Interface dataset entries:
━━━━━━━━━━

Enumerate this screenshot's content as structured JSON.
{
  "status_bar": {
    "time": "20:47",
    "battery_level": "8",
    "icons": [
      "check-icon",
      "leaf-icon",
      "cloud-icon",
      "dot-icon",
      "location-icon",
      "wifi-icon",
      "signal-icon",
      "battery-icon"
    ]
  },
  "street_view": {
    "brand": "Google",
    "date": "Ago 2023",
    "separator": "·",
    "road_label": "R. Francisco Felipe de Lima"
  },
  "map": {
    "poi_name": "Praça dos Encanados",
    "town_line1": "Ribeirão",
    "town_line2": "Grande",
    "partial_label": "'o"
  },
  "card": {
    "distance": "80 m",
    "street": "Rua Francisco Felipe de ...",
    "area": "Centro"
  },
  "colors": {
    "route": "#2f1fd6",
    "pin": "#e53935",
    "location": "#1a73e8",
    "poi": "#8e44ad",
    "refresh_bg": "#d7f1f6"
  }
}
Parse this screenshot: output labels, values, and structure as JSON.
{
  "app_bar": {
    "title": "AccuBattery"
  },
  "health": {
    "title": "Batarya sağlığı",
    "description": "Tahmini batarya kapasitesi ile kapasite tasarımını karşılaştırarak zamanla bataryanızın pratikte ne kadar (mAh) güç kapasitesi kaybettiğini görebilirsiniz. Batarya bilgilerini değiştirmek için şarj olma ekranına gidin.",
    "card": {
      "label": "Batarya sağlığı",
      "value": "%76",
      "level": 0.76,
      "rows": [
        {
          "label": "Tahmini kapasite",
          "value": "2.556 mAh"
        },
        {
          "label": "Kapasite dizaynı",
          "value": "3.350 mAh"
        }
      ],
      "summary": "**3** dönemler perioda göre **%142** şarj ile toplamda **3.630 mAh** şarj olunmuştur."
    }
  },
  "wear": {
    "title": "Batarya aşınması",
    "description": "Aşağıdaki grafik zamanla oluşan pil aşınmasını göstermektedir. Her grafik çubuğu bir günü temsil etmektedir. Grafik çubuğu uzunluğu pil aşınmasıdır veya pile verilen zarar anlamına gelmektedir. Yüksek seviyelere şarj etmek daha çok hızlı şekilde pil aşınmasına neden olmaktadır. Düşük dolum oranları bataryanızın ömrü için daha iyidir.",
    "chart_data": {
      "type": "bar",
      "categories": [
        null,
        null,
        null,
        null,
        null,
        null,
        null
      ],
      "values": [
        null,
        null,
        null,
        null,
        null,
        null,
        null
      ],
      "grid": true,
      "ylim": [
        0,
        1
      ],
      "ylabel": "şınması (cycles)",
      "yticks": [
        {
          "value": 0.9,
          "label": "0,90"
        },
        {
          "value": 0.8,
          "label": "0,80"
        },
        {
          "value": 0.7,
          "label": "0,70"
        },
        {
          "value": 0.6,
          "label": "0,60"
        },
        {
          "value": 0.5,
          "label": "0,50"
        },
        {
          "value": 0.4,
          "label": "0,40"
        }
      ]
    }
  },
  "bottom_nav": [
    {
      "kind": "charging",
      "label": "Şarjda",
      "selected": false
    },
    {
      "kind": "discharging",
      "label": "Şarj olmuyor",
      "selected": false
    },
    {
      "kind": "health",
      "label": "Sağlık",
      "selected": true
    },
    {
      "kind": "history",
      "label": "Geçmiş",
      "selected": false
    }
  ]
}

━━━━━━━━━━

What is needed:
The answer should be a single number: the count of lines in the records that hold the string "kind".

Task output:
4